Filed under Media Review

Fading Hearts

Created by: Sakura River InteractiveFading Hearts

My rating: 4 of 5

In the years since the Y2K disaster wrecked havoc on the small country of Sorayama, Ryou has shown an incredible amount of initiative and determination, working to support himself so that he can get away from the terrible foster care conditions experience by so many orphans in the aftermath of the disaster. He’s also shown a true commitment to his two best friends, Rina and Claire. But now that they’re in high school, things are becoming more complicated for these three friends. The girls are keeping secrets from him. Ryou has never told them about the freelance programming he does to earn his living. They’ve got an awkward love triangle developing between the three of them. Ryou’s other good friend Alex has rumors floating around that are totally inconsistent with the guy Ryou knows–yet that are just about believable. Not to mention the rumors flying about of giant monsters in the nearby forest and of a truly magical girl named Mystica. It’s hard to know what to believe, sometimes; harder still to make the right choices.

Fading Hearts is a unique video game that combines elements of several different game types: visual novel, dating sim, life/work sim, and RPG, possibly a few more. The premise is that the choices you make (point and click from a list of options, usually) will alter the direction the story is going, and even the genre of the game. It’s true, although I think a lot of people see that advertised and expect huge story-altering changes with each decision–and then they get disappointed or upset when they play it again, make different choices, and end up with similar story lines for large parts of the story. The way it seems to work is more that there are a few major decision points like that, but on the whole, the story is directed by the accumulation of the small choices you make over time, so the alterations you see are more gradual. Also, there are a lot of subtle things you can choose to do (like, with your spare time) that will make surprising differences–in other words, try random stuff and see what happens! Seriously, I liked the game mechanics, and I enjoyed the story also. You’ve got friendships and romance (if you choose to pursue it), otaku culture, work and school, and some really random mahou shoujo stuff mixed in. And yes, you can end up dying in this game; I have. I liked the characters–Rina and Claire are interesting, if stereotypical in some regards, and even Ryou (whom you play as) actually has some solid character built into him. Plus, the art is an attractive anime-style design. Minor points off for a soundtrack that can get repetitive and that seems to randomly trail off into silence and equally randomly start playing again (this tended to startle me), but it wasn’t enough of an issue to make the game unenjoyable. And honestly, I figure there’s a good bit more to the game that I’ve yet to uncover, considering the list of accomplishments I still have to unlock (all of which are story-centered). I think that for those who enjoy visual novels but would like a little more interaction and control–and for those who like sims but prefer more story–Fading Hearts would be a fun choice.

Note: This game is available on Steam and directly from the Sakura River website.

 

1 Comment

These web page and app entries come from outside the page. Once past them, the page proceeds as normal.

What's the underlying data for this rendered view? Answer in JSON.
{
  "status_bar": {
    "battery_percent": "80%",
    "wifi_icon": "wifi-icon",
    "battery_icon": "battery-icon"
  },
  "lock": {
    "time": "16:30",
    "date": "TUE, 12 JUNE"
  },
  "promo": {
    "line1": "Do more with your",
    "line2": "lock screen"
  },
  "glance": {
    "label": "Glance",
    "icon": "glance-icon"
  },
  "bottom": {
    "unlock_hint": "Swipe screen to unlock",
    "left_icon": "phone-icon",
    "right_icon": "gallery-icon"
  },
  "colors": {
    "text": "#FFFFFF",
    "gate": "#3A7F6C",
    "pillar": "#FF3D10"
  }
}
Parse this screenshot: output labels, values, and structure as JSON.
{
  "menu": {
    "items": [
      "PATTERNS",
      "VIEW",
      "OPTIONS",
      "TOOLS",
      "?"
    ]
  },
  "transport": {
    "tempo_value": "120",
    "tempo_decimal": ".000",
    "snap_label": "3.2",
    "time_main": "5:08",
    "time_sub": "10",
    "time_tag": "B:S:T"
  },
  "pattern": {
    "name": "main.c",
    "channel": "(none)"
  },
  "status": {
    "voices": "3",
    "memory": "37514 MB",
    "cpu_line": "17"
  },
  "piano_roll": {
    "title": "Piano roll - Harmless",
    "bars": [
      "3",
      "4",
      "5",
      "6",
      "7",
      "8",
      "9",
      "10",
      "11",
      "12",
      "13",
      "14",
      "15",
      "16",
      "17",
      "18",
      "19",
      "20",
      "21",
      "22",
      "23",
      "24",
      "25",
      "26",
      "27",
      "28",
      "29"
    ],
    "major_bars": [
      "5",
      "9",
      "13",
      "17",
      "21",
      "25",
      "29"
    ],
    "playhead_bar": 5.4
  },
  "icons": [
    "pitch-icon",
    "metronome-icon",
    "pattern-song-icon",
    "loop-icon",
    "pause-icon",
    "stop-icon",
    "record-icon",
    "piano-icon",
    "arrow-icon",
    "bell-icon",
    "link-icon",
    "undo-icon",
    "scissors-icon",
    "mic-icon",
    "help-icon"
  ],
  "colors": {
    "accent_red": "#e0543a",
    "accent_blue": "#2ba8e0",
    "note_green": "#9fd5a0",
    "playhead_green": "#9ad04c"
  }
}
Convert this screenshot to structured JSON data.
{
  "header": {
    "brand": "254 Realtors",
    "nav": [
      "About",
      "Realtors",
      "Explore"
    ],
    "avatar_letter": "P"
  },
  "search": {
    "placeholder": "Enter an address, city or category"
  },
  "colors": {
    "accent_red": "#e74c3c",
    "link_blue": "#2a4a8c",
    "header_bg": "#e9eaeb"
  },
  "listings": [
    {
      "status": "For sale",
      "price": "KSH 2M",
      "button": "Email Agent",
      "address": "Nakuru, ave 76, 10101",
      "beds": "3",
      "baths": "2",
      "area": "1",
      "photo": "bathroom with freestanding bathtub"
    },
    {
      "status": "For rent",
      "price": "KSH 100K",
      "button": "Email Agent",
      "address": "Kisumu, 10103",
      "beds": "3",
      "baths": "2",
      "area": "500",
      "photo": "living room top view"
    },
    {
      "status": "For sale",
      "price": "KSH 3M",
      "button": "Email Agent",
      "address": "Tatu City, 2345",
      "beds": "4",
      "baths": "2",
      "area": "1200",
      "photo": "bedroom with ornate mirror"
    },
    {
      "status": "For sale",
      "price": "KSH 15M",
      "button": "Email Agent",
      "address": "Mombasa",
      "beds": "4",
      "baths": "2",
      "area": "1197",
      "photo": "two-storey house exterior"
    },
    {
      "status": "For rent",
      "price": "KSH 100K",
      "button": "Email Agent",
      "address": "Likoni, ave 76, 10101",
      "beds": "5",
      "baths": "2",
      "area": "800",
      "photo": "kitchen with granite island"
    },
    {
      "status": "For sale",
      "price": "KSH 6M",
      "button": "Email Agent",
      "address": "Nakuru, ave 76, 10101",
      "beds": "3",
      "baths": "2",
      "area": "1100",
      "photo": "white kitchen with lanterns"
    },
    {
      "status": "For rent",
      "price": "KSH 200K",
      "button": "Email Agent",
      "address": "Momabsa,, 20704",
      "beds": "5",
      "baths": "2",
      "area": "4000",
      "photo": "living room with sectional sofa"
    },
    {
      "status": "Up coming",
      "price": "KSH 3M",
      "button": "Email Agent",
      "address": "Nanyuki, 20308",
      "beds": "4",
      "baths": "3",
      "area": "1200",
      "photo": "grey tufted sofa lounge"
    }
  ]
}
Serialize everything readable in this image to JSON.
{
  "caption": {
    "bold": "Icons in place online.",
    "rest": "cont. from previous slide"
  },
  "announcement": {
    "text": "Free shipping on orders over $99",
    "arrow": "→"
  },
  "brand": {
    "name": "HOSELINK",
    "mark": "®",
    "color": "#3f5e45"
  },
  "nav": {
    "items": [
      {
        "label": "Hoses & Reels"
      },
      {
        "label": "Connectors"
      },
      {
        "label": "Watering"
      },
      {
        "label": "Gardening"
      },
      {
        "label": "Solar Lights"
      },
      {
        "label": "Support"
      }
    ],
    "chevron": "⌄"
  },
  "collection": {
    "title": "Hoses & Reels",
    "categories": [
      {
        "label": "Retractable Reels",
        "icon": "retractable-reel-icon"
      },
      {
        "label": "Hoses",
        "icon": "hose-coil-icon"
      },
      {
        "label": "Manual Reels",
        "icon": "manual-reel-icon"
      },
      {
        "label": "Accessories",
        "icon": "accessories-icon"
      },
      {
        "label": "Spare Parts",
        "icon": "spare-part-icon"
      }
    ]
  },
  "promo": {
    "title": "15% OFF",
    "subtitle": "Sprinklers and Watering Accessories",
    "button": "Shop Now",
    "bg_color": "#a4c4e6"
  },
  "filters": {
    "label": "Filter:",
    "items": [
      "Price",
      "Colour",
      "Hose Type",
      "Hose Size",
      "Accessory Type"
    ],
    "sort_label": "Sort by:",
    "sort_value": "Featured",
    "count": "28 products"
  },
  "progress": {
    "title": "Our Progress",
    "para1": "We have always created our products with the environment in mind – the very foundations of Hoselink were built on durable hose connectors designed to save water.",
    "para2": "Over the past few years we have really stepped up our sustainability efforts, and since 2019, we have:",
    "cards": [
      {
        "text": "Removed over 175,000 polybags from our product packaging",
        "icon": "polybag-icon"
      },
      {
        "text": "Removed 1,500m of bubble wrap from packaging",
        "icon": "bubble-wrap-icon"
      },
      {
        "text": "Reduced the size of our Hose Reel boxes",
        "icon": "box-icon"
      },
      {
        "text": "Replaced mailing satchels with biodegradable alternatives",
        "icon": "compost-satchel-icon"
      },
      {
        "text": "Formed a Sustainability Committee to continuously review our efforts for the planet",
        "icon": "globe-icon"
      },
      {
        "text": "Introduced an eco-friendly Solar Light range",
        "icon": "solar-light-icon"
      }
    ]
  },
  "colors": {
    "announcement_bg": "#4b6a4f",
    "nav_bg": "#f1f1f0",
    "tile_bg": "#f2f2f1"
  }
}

Filed under Media Review

Without Within

Created by InvertMousewithout within

My rating: 3.5 of 5

Vinty has always dreamed of making it big as a calligrapher. She’s putting a lot of work into her calligraphy, all the while barely surviving on her foodservice job. There’s a lot of pressure, and it’s hard to stay positive in the midst of it all. Really, why did she even go into calligraphy to begin with?

Without Within is a cute anime-style visual novel following a young calligrapher who’s at that super-difficult point where she’s just getting started. It’s an honest look at the challenges folks face at this point in life–I’ve been there and can relate. Vinty has a lot of attitude and tongue-in-cheek humor, which definitely adds a lot to the story. The entire visual novel is really short; I finished it in about 20 minutes, even getting sidetracked on several bad endings. But it’s cute and fun. Plus, it’s free to play on Steam. I’d recommend Without Within to those who enjoy a fun slice-of-life visual novel without a lot of frills–just a good story.

Leave a comment

Filed under Media Review